Allegiant Strangely Rolls Out a Nationwide Ad Campaign

When you think of Allegiant, what’s the first thing that comes to mind? Ultra low costs? A fee for everything? Nationwide advertising powerhouse? Wait, that third one… maybe not. But it’s actually happening. Allegiant has decided to roll out a nationwide ad campaign, and I’m sort of confused as to why.

Allegiant’s first national spot is up on YouTube and it’s part of the “Here’s the Deal” campaign.

The message is certainly consistent with what you’d expect from Allegiant. There is no such thing a free soda – it’s baked into the ticket price. So fly Allegiant, where you only pay for what you want. It’s the same message we hear from Spirit, but I can’t see Spirit spending money on a national campaign. Wouldn’t it make more sense for Allegiant to just put this out there and try to get some viral love instead of spending a lot of dough?

Historically, Allegiant has done TV ads but in a very different way. As we all know, Allegiant’s strategy has generally been to fly from small town USA to big city destination. The strategy started with a Vegas base, but now you see it in Phoenix, Florida, and even Hawai’i. Small cities around the US were thrilled to get nonstop service to a big destination, and it made advertising easy.

Allegiant could just focus on route advertising in that city. So when Casper, Wyoming got a flight to Vegas, Allegiant could blast the local market through cable and let everyone know about the flight and how cheap it was. It was a good strategy.

But now Allegiant thinks it’s getting too big for that kind of thing. It’s not only changing the way it advertises, but it’s changing the content of the ads themselves. This is Allegiant’s first real attempt at a branding campaign. It doesn’t talk about routes or fares, but instead it talks about the business model and why you should like it… you’ll get cheap fares.

The airline’s most recent expansion has added some fairly big city markets to its usual roster of small towns. Concord, NC is just outside Charlotte. Portsmouth, NH isn’t far from Boston. And both Stewart and Islip are on the outskirts of New York City. In order to reach all these people, Allegiant spokesperson Jessica Wheeler says that they decided to use a “more efficient” ad buy.

To be clear, Allegiant is not turning into Southwest.

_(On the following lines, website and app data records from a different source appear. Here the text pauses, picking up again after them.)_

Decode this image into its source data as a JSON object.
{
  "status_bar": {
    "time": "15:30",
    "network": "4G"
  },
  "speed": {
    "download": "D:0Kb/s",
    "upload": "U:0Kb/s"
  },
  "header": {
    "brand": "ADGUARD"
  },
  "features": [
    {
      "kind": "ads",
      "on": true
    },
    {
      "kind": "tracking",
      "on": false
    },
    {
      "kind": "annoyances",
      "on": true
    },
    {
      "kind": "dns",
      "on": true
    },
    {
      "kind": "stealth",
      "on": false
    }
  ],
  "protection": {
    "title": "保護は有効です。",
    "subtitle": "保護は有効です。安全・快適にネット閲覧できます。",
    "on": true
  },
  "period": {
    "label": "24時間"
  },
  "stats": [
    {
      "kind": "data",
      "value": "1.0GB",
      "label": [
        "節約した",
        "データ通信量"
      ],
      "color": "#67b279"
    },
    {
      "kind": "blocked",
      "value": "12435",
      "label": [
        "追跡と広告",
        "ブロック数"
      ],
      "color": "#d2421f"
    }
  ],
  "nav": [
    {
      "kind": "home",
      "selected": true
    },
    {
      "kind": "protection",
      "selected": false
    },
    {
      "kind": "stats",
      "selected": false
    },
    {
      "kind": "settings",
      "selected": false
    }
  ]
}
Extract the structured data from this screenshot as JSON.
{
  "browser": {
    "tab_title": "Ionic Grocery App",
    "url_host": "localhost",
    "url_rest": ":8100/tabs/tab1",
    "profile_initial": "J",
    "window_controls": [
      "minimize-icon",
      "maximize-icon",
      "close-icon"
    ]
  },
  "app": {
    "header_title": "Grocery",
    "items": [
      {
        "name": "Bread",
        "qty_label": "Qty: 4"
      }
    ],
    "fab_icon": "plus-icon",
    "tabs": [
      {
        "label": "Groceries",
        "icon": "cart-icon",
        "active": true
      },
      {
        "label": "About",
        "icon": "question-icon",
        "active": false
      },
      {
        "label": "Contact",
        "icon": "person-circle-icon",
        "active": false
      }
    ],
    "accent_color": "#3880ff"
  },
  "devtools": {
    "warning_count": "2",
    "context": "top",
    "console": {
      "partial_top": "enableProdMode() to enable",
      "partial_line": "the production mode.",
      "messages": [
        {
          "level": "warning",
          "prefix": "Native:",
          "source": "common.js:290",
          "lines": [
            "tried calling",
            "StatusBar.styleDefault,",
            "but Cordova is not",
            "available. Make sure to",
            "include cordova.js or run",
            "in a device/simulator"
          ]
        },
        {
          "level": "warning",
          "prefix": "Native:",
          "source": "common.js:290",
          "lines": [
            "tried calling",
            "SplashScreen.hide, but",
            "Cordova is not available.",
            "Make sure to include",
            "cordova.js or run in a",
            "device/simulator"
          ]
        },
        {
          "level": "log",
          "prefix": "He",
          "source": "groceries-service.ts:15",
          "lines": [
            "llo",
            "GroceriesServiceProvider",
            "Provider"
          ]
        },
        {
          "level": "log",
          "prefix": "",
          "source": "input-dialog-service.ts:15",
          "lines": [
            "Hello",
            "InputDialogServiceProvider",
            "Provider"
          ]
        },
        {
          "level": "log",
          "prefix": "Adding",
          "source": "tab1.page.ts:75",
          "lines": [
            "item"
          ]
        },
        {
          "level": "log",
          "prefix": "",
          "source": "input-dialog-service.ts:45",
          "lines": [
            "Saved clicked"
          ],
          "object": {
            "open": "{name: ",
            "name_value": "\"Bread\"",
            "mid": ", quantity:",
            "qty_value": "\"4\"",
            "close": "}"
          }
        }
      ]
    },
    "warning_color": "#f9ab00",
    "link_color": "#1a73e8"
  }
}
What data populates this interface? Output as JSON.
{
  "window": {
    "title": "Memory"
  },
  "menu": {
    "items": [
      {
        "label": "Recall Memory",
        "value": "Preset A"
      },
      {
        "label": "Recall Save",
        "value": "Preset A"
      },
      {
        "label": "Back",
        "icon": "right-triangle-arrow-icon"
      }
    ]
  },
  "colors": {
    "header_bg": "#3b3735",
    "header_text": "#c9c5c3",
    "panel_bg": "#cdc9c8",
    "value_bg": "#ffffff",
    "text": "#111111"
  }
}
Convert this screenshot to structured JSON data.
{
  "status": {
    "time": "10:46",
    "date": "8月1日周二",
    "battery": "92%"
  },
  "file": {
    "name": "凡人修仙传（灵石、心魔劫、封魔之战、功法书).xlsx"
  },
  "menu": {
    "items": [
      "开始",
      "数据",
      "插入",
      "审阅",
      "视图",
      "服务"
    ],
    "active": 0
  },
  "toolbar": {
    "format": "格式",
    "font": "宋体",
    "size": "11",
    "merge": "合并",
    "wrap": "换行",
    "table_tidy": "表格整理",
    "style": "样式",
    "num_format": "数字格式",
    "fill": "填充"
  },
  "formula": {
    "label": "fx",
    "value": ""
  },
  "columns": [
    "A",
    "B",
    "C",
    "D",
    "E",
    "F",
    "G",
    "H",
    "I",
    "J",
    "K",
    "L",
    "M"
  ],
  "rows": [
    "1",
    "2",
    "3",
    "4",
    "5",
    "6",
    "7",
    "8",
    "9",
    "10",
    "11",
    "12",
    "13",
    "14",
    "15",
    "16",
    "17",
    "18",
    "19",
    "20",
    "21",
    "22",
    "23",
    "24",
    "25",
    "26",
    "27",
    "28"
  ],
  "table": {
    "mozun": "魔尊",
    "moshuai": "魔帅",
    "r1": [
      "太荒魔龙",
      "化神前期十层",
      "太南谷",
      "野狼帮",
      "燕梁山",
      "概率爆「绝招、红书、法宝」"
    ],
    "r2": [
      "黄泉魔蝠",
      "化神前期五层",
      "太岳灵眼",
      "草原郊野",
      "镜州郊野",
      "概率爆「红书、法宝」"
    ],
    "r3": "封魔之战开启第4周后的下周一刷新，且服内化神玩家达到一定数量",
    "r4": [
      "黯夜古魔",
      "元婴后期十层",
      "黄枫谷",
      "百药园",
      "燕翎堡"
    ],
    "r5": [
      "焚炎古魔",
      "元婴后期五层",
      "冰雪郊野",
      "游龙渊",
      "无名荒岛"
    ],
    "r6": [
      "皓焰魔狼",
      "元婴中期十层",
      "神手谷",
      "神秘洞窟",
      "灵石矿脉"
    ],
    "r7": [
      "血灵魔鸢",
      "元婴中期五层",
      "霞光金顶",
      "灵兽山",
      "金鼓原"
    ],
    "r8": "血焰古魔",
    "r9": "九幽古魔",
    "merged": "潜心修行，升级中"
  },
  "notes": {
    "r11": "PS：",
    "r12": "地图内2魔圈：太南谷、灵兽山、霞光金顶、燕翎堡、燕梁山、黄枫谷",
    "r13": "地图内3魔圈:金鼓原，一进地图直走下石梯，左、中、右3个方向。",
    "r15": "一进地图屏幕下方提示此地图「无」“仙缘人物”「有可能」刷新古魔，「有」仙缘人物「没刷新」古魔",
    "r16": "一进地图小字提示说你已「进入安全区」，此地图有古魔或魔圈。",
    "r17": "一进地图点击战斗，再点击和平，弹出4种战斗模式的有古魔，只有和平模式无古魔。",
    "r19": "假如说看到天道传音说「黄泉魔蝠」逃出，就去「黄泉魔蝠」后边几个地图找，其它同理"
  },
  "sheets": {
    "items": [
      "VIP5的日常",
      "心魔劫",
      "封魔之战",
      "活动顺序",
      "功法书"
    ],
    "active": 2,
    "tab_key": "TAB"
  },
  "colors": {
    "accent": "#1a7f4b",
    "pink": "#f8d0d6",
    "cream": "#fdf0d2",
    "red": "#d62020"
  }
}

You aren’t going to see brand ads plastered all over major sporting events on network TV. But you will be able to see these ads no matter where you live in the US, if you’re looking for them.

Jessica gave me a sampling of the channels which will play the ads. See if you can pick out a theme: HGTV, Travel Channel, ABC Family, DIY, Destination America, and Lifetime Movie Network are a few. As Jessica put it, Allegiant is able to reach more of the airline’s target audience at the same frequency by doing a national ad buy. And clearly that audience is moms. It makes sense, since moms are often the ones controlling the finances and making travel plans for the family. But do you really need a national campaign to reach them?

Allegiant thinks so, but I’m not convinced that’s the case. The press release is full of grandiose statements. For example.

The company is the largest domestic low-cost carrier, serving as the hometown airline of more than 90 communities, including recently announced service in the New York City and Boston areas.

That may be true, but most of these cities see a flight just a couple times a week. So while the footprint is broad, there just aren’t that many seats to sell in each city. It seems to me that those cities that aren’t filling their flights could benefit from local ads, but why bother blasting those out elsewhere? Maybe Allegiant is right that with some pretty big cities, it makes sense to do this kind of thing. We’ll find out soon enough.

The ads will only run for 4 weeks, and then I assume they’ll pay close attention to see whether they got the lift they were hoping for. So if we see the strategy continue afterwards, that means it worked.

Get Posts via Email When They Go Live or in a Weekly Digest

There are 29 comments Comments


Your email address will not be published. Required fields are marked *

Please enter an e-mail address